For this purpose, I’m not going to attempt to adjust job growth for all possible variables, but will just look at two that have big impacts: (1) the industry mix—that is, the share of jobs in manufacturing, government, retail, and other sectors—and (2) the business climate. This latter factor was explored and defined nicely in the Fund for Our Economic Future work and comprises three pieces: tax costs, the rate of unionization, and energy costs.
The below chart illustrates the strong correlation between job growth and a composite index of industry mix and business climate.
Using this relationship to set expectations, we can now examine how metros perform against this benchmark. Do metros with higher rates of advanced education more often perform above expectations? The answer is yes.
The next and final chart shows job growth beyond expectations on the vertical axis versus population with advanced education along the horizontal. The data show a significant, positive link between advanced education and job growth.
It looks like higher education is, indeed, correlated with job growth! There are, however, a couple of items that need to be highlighted.

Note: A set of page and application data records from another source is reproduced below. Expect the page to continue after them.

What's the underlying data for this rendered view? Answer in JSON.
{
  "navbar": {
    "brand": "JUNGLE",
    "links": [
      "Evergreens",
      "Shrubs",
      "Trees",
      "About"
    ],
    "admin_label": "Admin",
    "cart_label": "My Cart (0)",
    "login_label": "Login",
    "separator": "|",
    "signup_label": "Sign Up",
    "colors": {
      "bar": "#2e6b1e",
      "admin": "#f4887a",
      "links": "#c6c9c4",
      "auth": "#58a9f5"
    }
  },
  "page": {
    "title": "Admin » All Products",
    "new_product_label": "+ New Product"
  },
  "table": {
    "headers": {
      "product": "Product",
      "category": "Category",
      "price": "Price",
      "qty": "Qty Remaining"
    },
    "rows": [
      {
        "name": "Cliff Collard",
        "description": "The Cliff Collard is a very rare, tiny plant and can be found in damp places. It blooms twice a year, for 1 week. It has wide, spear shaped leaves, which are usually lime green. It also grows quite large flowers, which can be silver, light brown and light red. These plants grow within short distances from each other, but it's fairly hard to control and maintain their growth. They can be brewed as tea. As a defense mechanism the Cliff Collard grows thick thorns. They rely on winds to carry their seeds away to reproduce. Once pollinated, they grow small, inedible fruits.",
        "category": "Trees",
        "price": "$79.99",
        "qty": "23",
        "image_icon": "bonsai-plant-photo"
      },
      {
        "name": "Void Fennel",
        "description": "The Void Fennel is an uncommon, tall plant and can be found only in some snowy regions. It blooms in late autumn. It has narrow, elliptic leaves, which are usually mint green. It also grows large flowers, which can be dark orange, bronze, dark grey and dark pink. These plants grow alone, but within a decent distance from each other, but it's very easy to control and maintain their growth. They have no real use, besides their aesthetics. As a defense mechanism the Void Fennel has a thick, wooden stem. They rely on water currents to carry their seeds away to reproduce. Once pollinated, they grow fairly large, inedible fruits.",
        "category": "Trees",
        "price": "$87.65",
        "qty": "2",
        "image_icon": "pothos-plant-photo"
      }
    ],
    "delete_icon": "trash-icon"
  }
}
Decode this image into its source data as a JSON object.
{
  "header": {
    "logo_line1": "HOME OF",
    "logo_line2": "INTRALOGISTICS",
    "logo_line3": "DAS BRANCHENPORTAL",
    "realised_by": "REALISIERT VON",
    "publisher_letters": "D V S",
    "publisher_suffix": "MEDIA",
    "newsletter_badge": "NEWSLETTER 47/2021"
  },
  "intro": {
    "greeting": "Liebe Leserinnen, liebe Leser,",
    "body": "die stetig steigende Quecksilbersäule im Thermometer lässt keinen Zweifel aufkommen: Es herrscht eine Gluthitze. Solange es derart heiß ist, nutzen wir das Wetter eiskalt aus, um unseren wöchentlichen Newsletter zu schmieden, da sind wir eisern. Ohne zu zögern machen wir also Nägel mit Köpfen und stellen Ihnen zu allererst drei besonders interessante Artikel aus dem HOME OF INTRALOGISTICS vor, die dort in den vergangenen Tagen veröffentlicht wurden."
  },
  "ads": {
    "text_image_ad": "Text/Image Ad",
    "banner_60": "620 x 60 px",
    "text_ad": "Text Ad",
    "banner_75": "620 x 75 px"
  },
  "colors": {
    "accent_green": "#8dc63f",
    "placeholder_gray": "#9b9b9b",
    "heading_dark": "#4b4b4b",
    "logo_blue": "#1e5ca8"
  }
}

First, you may notice the horizontal scale on the last chart is irregular. This is because a stronger link between advanced education and job growth was found according to an exponential relationship rather than linear. Essentially, incremental changes in advanced education were found to have a more pronounced effect on job growth where education was higher to begin with. While certainly interesting, the exact nature of this relationship should be explored further before concluding that this non-linear relationship is the best, most accurate model.
Also, it should be noted that while rates of advanced education do positively influence job growth, the data show that other factors are more closely related. For example, industry mix, business climate, and immigration each appear to be more strongly linked with job growth than the rate of advanced education.
Furthermore, having a high percentage of population with advanced education in addition to a high percentage with low education still tests out as having a stronger connection with job growth than only having a high percentage of population with advanced education. Again, this is not terribly surprising given the occupation trends we referenced earlier.
This last point does, however, raise some questions about the community benefits of increasing education and skill levels from the lowest skill levels to mid-skill levels. It stands to reason that we should see benefits in terms of income and productivity. Perhaps we can find job growth benefits as well at this level, but that will have to wait for another blog.